Filed by Nestlé’s research arm, Nestec, the international patent referred to two combinations of probiotics: Lactobacillus Rhamnosus and Bifidobacterium Longum and Lactobacillus paracasei and Bifidobacterium Longum.
The firm cited a study with 241 pregnant women it said showed the reduced risk of eczema in infants after a 24-month follow-up of the nutritional intervention.
It said the concept of allergic sensitisation - becoming sensitive or hypersensitive – in childhood was “critical and of highest interest” in the development of an allergic phenotype or atopy, meaning one’s genetic tendency to develop allergies.
“Hence allergies in childhood can be the first step of an allergic cascade leading to multiple allergies later in life, a situation commonly referred to as ‘The Atopic March’.”
Preventing the onset of or attenuating the severity of food hypersensitivity could be crucial in slowing down this process, Nestlé wrote.

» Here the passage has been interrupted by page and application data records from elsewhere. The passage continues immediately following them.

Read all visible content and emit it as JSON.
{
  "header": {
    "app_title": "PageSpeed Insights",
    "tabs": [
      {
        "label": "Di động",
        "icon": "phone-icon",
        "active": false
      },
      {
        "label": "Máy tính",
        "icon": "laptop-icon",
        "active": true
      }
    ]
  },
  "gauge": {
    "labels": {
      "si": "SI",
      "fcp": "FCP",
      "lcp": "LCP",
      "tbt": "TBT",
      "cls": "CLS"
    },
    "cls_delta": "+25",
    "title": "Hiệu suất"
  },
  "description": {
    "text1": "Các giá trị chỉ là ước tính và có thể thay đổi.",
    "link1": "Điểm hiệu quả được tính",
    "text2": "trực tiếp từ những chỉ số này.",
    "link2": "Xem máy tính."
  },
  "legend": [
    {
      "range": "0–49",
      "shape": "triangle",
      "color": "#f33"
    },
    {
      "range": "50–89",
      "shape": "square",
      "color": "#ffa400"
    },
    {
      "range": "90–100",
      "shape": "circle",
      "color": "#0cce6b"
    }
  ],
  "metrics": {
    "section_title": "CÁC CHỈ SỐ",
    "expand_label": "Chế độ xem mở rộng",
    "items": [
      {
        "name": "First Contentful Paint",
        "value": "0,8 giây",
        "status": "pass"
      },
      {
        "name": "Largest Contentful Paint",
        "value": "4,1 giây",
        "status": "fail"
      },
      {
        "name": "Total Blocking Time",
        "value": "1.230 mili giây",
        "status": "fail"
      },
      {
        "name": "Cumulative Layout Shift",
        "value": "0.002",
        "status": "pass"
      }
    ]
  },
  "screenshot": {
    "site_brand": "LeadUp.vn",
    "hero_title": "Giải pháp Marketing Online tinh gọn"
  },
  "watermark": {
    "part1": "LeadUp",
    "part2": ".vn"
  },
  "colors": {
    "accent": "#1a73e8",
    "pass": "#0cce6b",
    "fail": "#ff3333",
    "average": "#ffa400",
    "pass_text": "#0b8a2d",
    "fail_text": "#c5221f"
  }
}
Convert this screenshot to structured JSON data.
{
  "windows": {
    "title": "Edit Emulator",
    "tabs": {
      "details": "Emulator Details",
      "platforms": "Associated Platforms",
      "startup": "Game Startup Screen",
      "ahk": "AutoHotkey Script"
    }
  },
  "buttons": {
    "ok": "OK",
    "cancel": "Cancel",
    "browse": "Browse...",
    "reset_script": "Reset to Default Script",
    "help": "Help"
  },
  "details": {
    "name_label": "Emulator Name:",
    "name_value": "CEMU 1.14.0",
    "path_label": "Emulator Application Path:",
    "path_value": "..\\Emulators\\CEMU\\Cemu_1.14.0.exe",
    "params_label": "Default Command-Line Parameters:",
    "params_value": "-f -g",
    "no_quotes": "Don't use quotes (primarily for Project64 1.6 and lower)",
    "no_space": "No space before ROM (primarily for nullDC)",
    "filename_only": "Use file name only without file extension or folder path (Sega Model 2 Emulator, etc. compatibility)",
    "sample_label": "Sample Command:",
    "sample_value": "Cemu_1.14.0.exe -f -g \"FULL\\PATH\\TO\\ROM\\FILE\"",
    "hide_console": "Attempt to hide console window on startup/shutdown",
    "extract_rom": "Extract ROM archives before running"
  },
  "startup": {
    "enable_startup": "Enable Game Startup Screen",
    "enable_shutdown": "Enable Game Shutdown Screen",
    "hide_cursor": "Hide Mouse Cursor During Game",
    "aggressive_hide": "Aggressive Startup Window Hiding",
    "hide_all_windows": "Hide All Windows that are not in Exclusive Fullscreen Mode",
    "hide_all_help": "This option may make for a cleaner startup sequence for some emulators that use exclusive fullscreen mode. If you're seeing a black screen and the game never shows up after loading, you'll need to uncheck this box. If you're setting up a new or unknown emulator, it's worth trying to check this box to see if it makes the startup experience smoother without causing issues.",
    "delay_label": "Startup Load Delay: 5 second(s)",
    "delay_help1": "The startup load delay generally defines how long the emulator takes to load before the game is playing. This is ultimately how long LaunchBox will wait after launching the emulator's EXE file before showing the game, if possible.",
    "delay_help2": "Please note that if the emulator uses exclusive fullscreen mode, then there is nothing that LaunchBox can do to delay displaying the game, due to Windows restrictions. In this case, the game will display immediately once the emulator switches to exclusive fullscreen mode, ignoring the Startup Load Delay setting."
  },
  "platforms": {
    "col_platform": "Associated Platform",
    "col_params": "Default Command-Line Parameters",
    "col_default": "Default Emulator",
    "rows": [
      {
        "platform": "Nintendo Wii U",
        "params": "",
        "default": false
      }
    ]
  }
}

“In this context the management of allergic episodes and moreover prevention of allergies are, in childhood and infancy, of the highest importance.”
The new epidemic
It said the invention responded to a rapid increase in allergies over the last few decades, with over a third of the world’s population suffering from an allergy, which it called “the new epidemic challenge of the industrialised countries”.
While the reason for this increase was unclear, it said: “Environmental factors such as lifestyle, pollution, decreasing family size, and reduction of microbial stimulation of the immune system in early life stage as a consequence of an improved hygienic situation seem to play an important role also.”
It laid out several dose options for pregnant women, ranging from a two-week period at least two months or preferably four months before delivery to the full duration of the pregnancy. This could continue for one to two months after delivery or preferably up to six months after.
The oral probiotics could be delivered via foods, drinks, food supplements or pharmaceuticals at a daily, every-other-day or weekly dose.
In April the company published a patent for cocoa polyphenols as a treatment and prevention for eosinophilic esophagitis – an allergic reaction of the esophagus.
Source: WIPOPublication No. WO/2015/090349
Published: 25 June, 2015 Filed: 16 December, 2013
“Probiotic nutritional intervention during pregnancy and optionally lactation to reduce risk of allergy in infants”
Authors: Nestec – Florence Rochat and Olivier Corticchiato